• **Requirement**
Copy out every line of the listing in which "Freigabe" appears.

• **Dataset entries**

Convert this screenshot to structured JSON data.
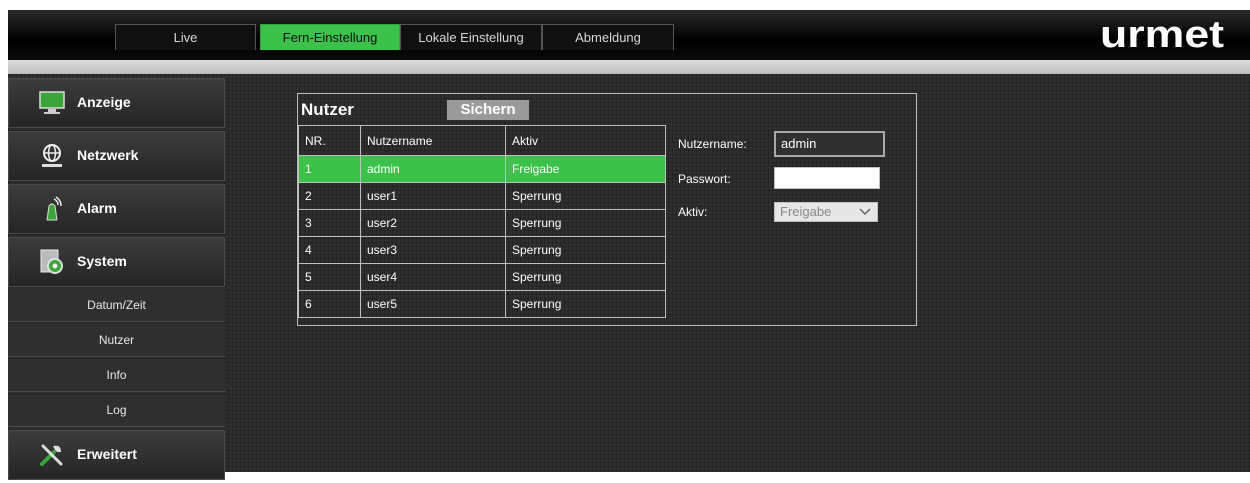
{
  "nav_tabs": [
    {
      "label": "Live",
      "active": false
    },
    {
      "label": "Fern-Einstellung",
      "active": true
    },
    {
      "label": "Lokale Einstellung",
      "active": false
    },
    {
      "label": "Abmeldung",
      "active": false
    }
  ],
  "logo_text": "urmet",
  "sidebar": {
    "items": [
      {
        "label": "Anzeige",
        "icon": "monitor-icon"
      },
      {
        "label": "Netzwerk",
        "icon": "network-globe-icon"
      },
      {
        "label": "Alarm",
        "icon": "alarm-siren-icon"
      },
      {
        "label": "System",
        "icon": "system-gear-icon"
      }
    ],
    "system_subitems": [
      {
        "label": "Datum/Zeit"
      },
      {
        "label": "Nutzer"
      },
      {
        "label": "Info"
      },
      {
        "label": "Log"
      }
    ],
    "advanced": {
      "label": "Erweitert",
      "icon": "tools-icon"
    }
  },
  "panel": {
    "title": "Nutzer",
    "save_label": "Sichern"
  },
  "table": {
    "headers": [
      "NR.",
      "Nutzername",
      "Aktiv"
    ],
    "rows": [
      {
        "nr": "1",
        "name": "admin",
        "status": "Freigabe",
        "selected": true
      },
      {
        "nr": "2",
        "name": "user1",
        "status": "Sperrung",
        "selected": false
      },
      {
        "nr": "3",
        "name": "user2",
        "status": "Sperrung",
        "selected": false
      },
      {
        "nr": "4",
        "name": "user3",
        "status": "Sperrung",
        "selected": false
      },
      {
        "nr": "5",
        "name": "user4",
        "status": "Sperrung",
        "selected": false
      },
      {
        "nr": "6",
        "name": "user5",
        "status": "Sperrung",
        "selected": false
      }
    ]
  },
  "form": {
    "username_label": "Nutzername:",
    "username_value": "admin",
    "password_label": "Passwort:",
    "password_value": "",
    "active_label": "Aktiv:",
    "active_value": "Freigabe"
  },
  "colors": {
    "accent": "#3cc14a",
    "background": "#2f2f2f"
  }
}
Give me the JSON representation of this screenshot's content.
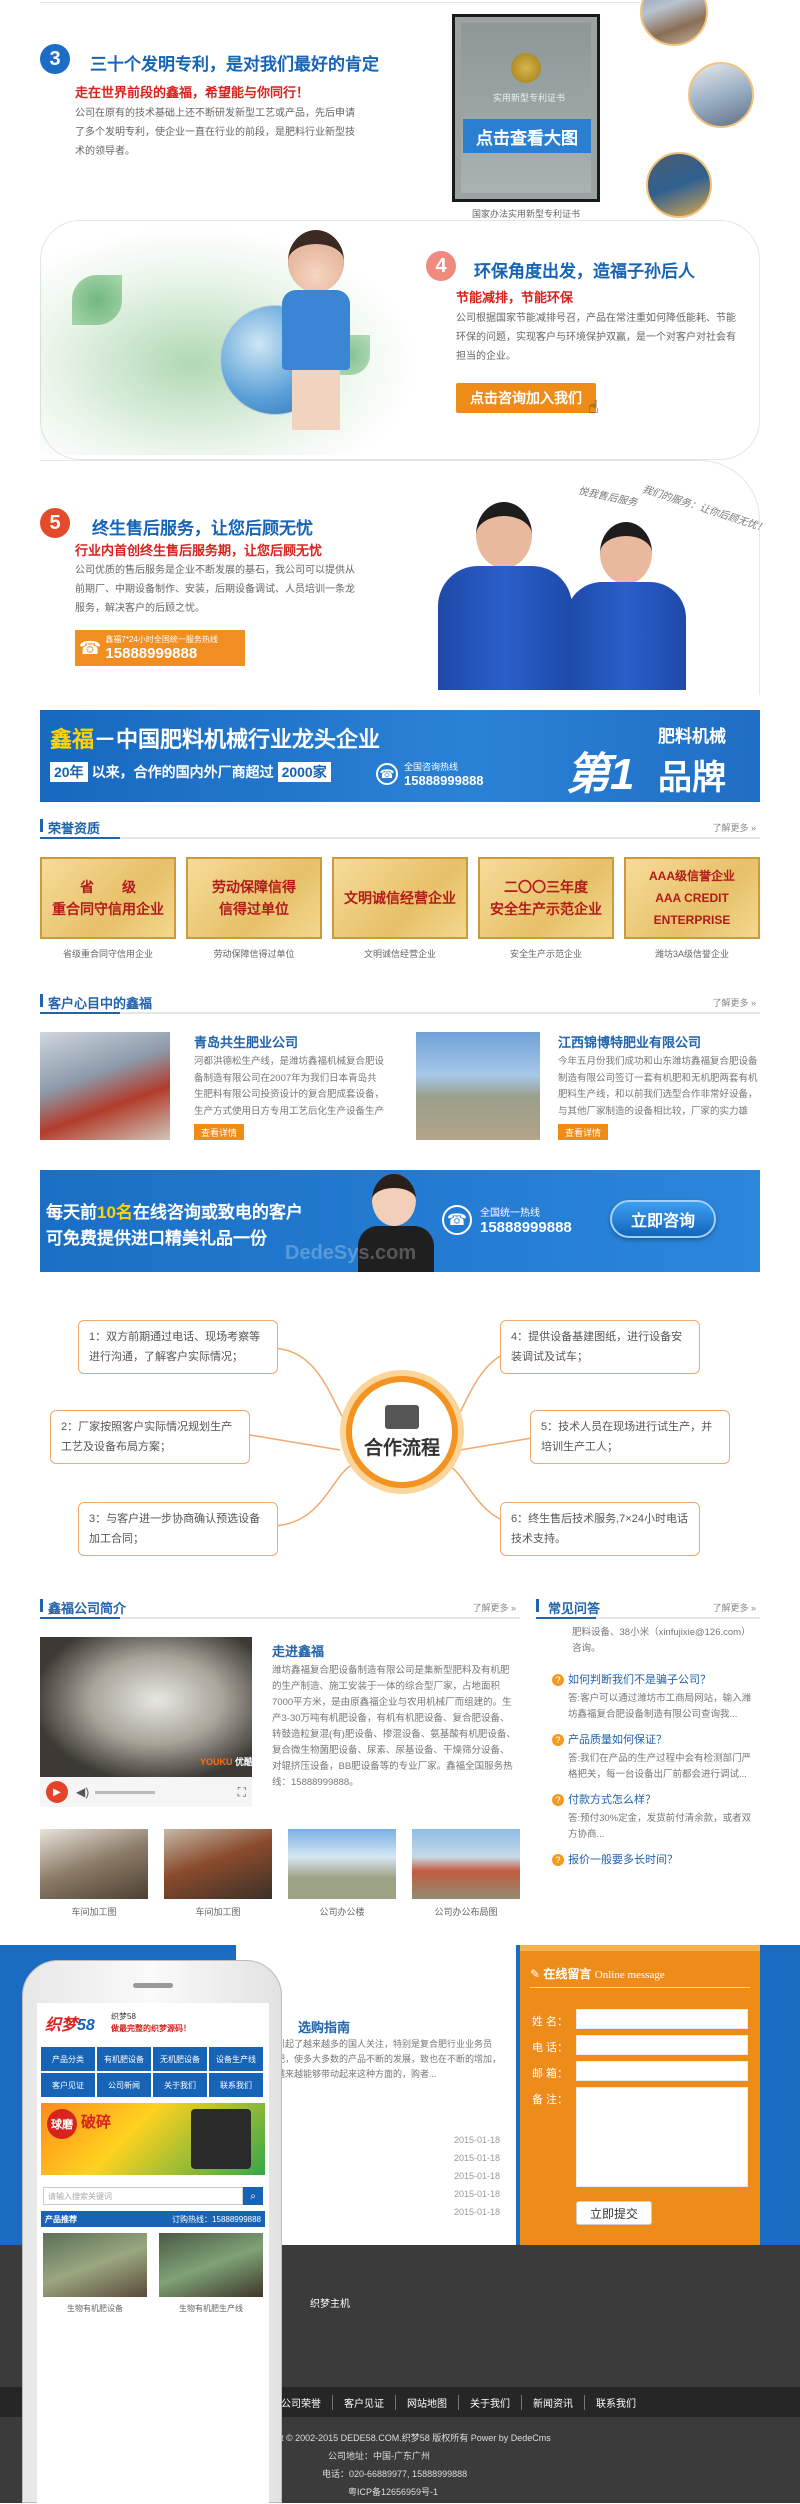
{
  "patent": {
    "number": "3",
    "title": "三十个发明专利，是对我们最好的肯定",
    "subtitle": "走在世界前段的鑫福，希望能与你同行！",
    "text": "公司在原有的技术基础上还不断研发新型工艺或产品，先后申请了多个发明专利，使企业一直在行业的前段，是肥料行业新型技术的领导者。",
    "cert_button": "点击查看大图",
    "cert_caption": "国家办法实用新型专利证书",
    "cert_title": "实用新型专利证书"
  },
  "eco": {
    "number": "4",
    "title": "环保角度出发，造福子孙后人",
    "subtitle": "节能减排，节能环保",
    "text": "公司根据国家节能减排号召，产品在常注重如何降低能耗、节能环保的问题，实现客户与环境保护双赢，是一个对客户对社会有担当的企业。",
    "button": "点击咨询加入我们"
  },
  "service": {
    "number": "5",
    "title": "终生售后服务，让您后顾无忧",
    "subtitle": "行业内首创终生售后服务期，让您后顾无忧",
    "text": "公司优质的售后服务是企业不断发展的基石，我公司可以提供从前期厂、中期设备制作、安装，后期设备调试、人员培训一条龙服务，解决客户的后顾之忧。",
    "hotline_label": "鑫福7*24小时全国统一服务热线",
    "hotline": "15888999888",
    "slogan": "我们的服务：让你后顾无忧！",
    "slogan_left": "悦我售后服务"
  },
  "banner1": {
    "brand": "鑫福",
    "title": "－中国肥料机械行业龙头企业",
    "years_prefix": "20年",
    "years_text": "以来，合作的国内外厂商超过",
    "count": "2000家",
    "hotline_label": "全国咨询热线",
    "hotline": "15888999888",
    "big_num": "第1",
    "brand_top": "肥料机械",
    "brand_bottom": "品牌"
  },
  "honors": {
    "title": "荣誉资质",
    "more": "了解更多 »",
    "items": [
      {
        "name": "省级重合同守信用企业",
        "text": "省　　级\n重合同守信用企业"
      },
      {
        "name": "劳动保障信得过单位",
        "text": "劳动保障信得\n信得过单位"
      },
      {
        "name": "文明诚信经营企业",
        "text": "文明诚信经营企业"
      },
      {
        "name": "安全生产示范企业",
        "text": "二〇〇三年度\n安全生产示范企业"
      },
      {
        "name": "潍坊3A级信誉企业",
        "text": "AAA级信誉企业\nAAA CREDIT ENTERPRISE"
      }
    ]
  },
  "customers": {
    "title": "客户心目中的鑫福",
    "more": "了解更多 »",
    "items": [
      {
        "name": "青岛共生肥业公司",
        "text": "河都洪德松生产线，是潍坊鑫福机械复合肥设备制造有限公司在2007年为我们日本青岛共生肥料有限公司投资设计的复合肥成套设备，生产方式使用日方专用工艺后化生产设备生产线，生产线总额二...",
        "button": "查看详情"
      },
      {
        "name": "江西锦博特肥业有限公司",
        "text": "今年五月份我们成功和山东潍坊鑫福复合肥设备制造有限公司签订一套有机肥和无机肥两套有机肥料生产线，和以前我们选型合作非常好设备，与其他厂家制造的设备相比较，厂家的实力雄厚，技术过硬，设备售后...",
        "button": "查看详情"
      }
    ]
  },
  "cta": {
    "line1_a": "每天前",
    "line1_num": "10名",
    "line1_b": "在线咨询或致电的客户",
    "line2": "可免费提供进口精美礼品一份",
    "hotline_label": "全国统一热线",
    "hotline": "15888999888",
    "button": "立即咨询",
    "watermark": "DedeSys.com"
  },
  "process": {
    "center": "合作流程",
    "steps": [
      "1：双方前期通过电话、现场考察等进行沟通，了解客户实际情况；",
      "2：厂家按照客户实际情况规划生产工艺及设备布局方案；",
      "3：与客户进一步协商确认预选设备加工合同；",
      "4：提供设备基建图纸，进行设备安装调试及试车；",
      "5：技术人员在现场进行试生产，并培训生产工人；",
      "6：终生售后技术服务,7×24小时电话技术支持。"
    ]
  },
  "company": {
    "title": "鑫福公司简介",
    "more": "了解更多 »",
    "heading": "走进鑫福",
    "text": "潍坊鑫福复合肥设备制造有限公司是集新型肥料及有机肥的生产制造、施工安装于一体的综合型厂家，占地面积7000平方米，是由原鑫福企业与农用机械厂而组建的。生产3-30万吨有机肥设备，有机有机肥设备、复合肥设备、转鼓造粒复混(有)肥设备、掺混设备、氨基酸有机肥设备、复合微生物菌肥设备、尿素、尿基设备、干燥筛分设备、对辊挤压设备，BB肥设备等的专业厂家。鑫福全国服务热线：15888999888。",
    "photos": [
      {
        "cap": "车间加工图"
      },
      {
        "cap": "车间加工图"
      },
      {
        "cap": "公司办公楼"
      },
      {
        "cap": "公司办公布局图"
      }
    ],
    "video_logo": "YOUKU",
    "video_brand": "优酷"
  },
  "faq": {
    "title": "常见问答",
    "more": "了解更多 »",
    "top_text": "肥料设备、38小米（xinfujixie@126.com）咨询。",
    "items": [
      {
        "q": "如何判断我们不是骗子公司？",
        "a": "答:客户可以通过潍坊市工商局网站，输入潍坊鑫福复合肥设备制造有限公司查询我..."
      },
      {
        "q": "产品质量如何保证？",
        "a": "答:我们在产品的生产过程中会有检测部门严格把关，每一台设备出厂前都会进行调试..."
      },
      {
        "q": "付款方式怎么样？",
        "a": "答:预付30%定金，发货前付清余款，或者双方协商..."
      },
      {
        "q": "报价一般要多长时间？",
        "a": ""
      }
    ]
  },
  "news": {
    "heading": "选购指南",
    "text": "引起了越来越多的国人关注，特别是复合肥行业业务员把，使多大多数的产品不断的发展，致也在不断的增加，越来越能够带动起来这种方面的，购者...",
    "dates": [
      "2015-01-18",
      "2015-01-18",
      "2015-01-18",
      "2015-01-18",
      "2015-01-18"
    ]
  },
  "message": {
    "title": "在线留言",
    "title_en": "Online message",
    "fields": [
      "姓 名：",
      "电 话：",
      "邮 箱：",
      "备 注："
    ],
    "submit": "立即提交"
  },
  "footer": {
    "brand": "织梦主机",
    "links": [
      "公司荣誉",
      "客户见证",
      "网站地图",
      "关于我们",
      "新闻资讯",
      "联系我们"
    ],
    "copyright": "ht © 2002-2015 DEDE58.COM.织梦58 版权所有 Power by DedeCms",
    "address": "公司地址：中国-广东广州",
    "phone": "电话：020-66889977, 15888999888",
    "icp": "粤ICP备12656959号-1"
  },
  "phone": {
    "logo_left": "织梦",
    "logo_num": "58",
    "tag1": "织梦58",
    "tag2": "做最完整的织梦源码！",
    "nav": [
      "产品分类",
      "有机肥设备",
      "无机肥设备",
      "设备生产线",
      "客户见证",
      "公司新闻",
      "关于我们",
      "联系我们"
    ],
    "promo_a": "球磨",
    "promo_b": "破碎",
    "search_placeholder": "请输入搜索关键词",
    "products_label": "产品推荐",
    "products_phone": "订购热线：15888999888",
    "products": [
      "生物有机肥设备",
      "生物有机肥生产线"
    ]
  },
  "colors": {
    "blue": "#1763b6",
    "orange": "#ee8c1a",
    "red": "#d8231f"
  }
}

• **Answer**
        "status": "Freigabe",
    "active_value": "Freigabe"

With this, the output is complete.